--- The input ---

>>>

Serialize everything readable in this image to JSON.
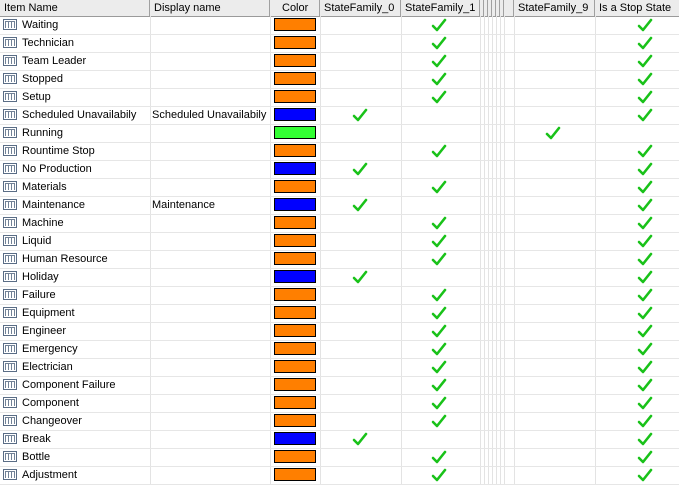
{
  "columns": {
    "item_name": "Item Name",
    "display_name": "Display name",
    "color": "Color",
    "sf0": "StateFamily_0",
    "sf1": "StateFamily_1",
    "sf9": "StateFamily_9",
    "stop": "Is a Stop State"
  },
  "colors": {
    "orange": "#ff7f00",
    "blue": "#0000ff",
    "green": "#33ff33",
    "check": "#19c219"
  },
  "rows": [
    {
      "name": "Waiting",
      "display": "",
      "color": "orange",
      "sf0": false,
      "sf1": true,
      "sf9": false,
      "stop": true
    },
    {
      "name": "Technician",
      "display": "",
      "color": "orange",
      "sf0": false,
      "sf1": true,
      "sf9": false,
      "stop": true
    },
    {
      "name": "Team Leader",
      "display": "",
      "color": "orange",
      "sf0": false,
      "sf1": true,
      "sf9": false,
      "stop": true
    },
    {
      "name": "Stopped",
      "display": "",
      "color": "orange",
      "sf0": false,
      "sf1": true,
      "sf9": false,
      "stop": true
    },
    {
      "name": "Setup",
      "display": "",
      "color": "orange",
      "sf0": false,
      "sf1": true,
      "sf9": false,
      "stop": true
    },
    {
      "name": "Scheduled Unavailabily",
      "display": "Scheduled Unavailabily",
      "color": "blue",
      "sf0": true,
      "sf1": false,
      "sf9": false,
      "stop": true
    },
    {
      "name": "Running",
      "display": "",
      "color": "green",
      "sf0": false,
      "sf1": false,
      "sf9": true,
      "stop": false
    },
    {
      "name": "Rountime Stop",
      "display": "",
      "color": "orange",
      "sf0": false,
      "sf1": true,
      "sf9": false,
      "stop": true
    },
    {
      "name": "No Production",
      "display": "",
      "color": "blue",
      "sf0": true,
      "sf1": false,
      "sf9": false,
      "stop": true
    },
    {
      "name": "Materials",
      "display": "",
      "color": "orange",
      "sf0": false,
      "sf1": true,
      "sf9": false,
      "stop": true
    },
    {
      "name": "Maintenance",
      "display": "Maintenance",
      "color": "blue",
      "sf0": true,
      "sf1": false,
      "sf9": false,
      "stop": true
    },
    {
      "name": "Machine",
      "display": "",
      "color": "orange",
      "sf0": false,
      "sf1": true,
      "sf9": false,
      "stop": true
    },
    {
      "name": "Liquid",
      "display": "",
      "color": "orange",
      "sf0": false,
      "sf1": true,
      "sf9": false,
      "stop": true
    },
    {
      "name": "Human Resource",
      "display": "",
      "color": "orange",
      "sf0": false,
      "sf1": true,
      "sf9": false,
      "stop": true
    },
    {
      "name": "Holiday",
      "display": "",
      "color": "blue",
      "sf0": true,
      "sf1": false,
      "sf9": false,
      "stop": true
    },
    {
      "name": "Failure",
      "display": "",
      "color": "orange",
      "sf0": false,
      "sf1": true,
      "sf9": false,
      "stop": true
    },
    {
      "name": "Equipment",
      "display": "",
      "color": "orange",
      "sf0": false,
      "sf1": true,
      "sf9": false,
      "stop": true
    },
    {
      "name": "Engineer",
      "display": "",
      "color": "orange",
      "sf0": false,
      "sf1": true,
      "sf9": false,
      "stop": true
    },
    {
      "name": "Emergency",
      "display": "",
      "color": "orange",
      "sf0": false,
      "sf1": true,
      "sf9": false,
      "stop": true
    },
    {
      "name": "Electrician",
      "display": "",
      "color": "orange",
      "sf0": false,
      "sf1": true,
      "sf9": false,
      "stop": true
    },
    {
      "name": "Component Failure",
      "display": "",
      "color": "orange",
      "sf0": false,
      "sf1": true,
      "sf9": false,
      "stop": true
    },
    {
      "name": "Component",
      "display": "",
      "color": "orange",
      "sf0": false,
      "sf1": true,
      "sf9": false,
      "stop": true
    },
    {
      "name": "Changeover",
      "display": "",
      "color": "orange",
      "sf0": false,
      "sf1": true,
      "sf9": false,
      "stop": true
    },
    {
      "name": "Break",
      "display": "",
      "color": "blue",
      "sf0": true,
      "sf1": false,
      "sf9": false,
      "stop": true
    },
    {
      "name": "Bottle",
      "display": "",
      "color": "orange",
      "sf0": false,
      "sf1": true,
      "sf9": false,
      "stop": true
    },
    {
      "name": "Adjustment",
      "display": "",
      "color": "orange",
      "sf0": false,
      "sf1": true,
      "sf9": false,
      "stop": true
    }
  ]
}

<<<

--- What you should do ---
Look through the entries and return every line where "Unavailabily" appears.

--- Output for this task ---
      "name": "Scheduled Unavailabily",
      "display": "Scheduled Unavailabily",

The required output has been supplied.